#### GIVEN DATA:

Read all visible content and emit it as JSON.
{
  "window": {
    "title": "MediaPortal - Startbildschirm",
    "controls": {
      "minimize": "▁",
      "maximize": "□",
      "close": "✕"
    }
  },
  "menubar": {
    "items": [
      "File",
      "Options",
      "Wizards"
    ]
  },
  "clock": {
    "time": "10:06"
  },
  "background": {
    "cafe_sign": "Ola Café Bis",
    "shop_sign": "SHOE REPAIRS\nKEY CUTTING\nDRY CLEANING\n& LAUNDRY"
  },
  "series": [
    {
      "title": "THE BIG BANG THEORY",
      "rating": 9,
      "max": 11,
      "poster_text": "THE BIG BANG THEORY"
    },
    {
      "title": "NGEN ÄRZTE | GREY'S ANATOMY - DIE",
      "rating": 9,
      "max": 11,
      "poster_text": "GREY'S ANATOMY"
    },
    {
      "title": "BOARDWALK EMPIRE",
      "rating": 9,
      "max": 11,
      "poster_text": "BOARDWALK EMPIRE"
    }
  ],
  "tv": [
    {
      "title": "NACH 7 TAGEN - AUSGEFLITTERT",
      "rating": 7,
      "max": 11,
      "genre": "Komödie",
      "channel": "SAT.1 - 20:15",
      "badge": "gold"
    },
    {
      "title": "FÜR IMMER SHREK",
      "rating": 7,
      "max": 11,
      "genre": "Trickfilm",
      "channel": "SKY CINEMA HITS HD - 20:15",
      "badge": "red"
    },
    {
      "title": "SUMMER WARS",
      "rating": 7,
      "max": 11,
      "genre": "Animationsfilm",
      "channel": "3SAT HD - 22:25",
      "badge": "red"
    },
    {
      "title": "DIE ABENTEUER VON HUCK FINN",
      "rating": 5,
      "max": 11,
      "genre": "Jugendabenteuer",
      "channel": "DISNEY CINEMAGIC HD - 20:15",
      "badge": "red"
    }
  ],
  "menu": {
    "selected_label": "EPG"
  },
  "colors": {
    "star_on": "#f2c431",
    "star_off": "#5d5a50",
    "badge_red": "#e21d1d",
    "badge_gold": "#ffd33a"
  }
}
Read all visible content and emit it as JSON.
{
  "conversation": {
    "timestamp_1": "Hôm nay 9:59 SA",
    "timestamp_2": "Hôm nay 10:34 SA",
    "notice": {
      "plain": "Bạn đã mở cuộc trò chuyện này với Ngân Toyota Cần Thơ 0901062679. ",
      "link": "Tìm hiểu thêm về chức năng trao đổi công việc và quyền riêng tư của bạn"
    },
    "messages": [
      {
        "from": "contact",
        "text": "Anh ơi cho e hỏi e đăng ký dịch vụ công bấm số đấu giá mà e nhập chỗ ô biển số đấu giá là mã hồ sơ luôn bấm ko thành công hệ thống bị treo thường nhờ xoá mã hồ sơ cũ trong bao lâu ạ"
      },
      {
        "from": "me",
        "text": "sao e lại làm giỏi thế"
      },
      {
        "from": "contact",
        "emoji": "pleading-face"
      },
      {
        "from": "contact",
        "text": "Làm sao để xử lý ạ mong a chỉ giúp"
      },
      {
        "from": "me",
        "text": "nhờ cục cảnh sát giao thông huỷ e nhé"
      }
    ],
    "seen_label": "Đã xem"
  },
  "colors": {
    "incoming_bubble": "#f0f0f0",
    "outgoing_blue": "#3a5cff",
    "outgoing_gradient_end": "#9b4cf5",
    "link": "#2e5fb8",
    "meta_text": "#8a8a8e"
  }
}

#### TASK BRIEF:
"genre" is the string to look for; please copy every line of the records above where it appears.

#### ANSWER:
      "genre": "Komödie",
      "genre": "Trickfilm",
      "genre": "Animationsfilm",
      "genre": "Jugendabenteuer",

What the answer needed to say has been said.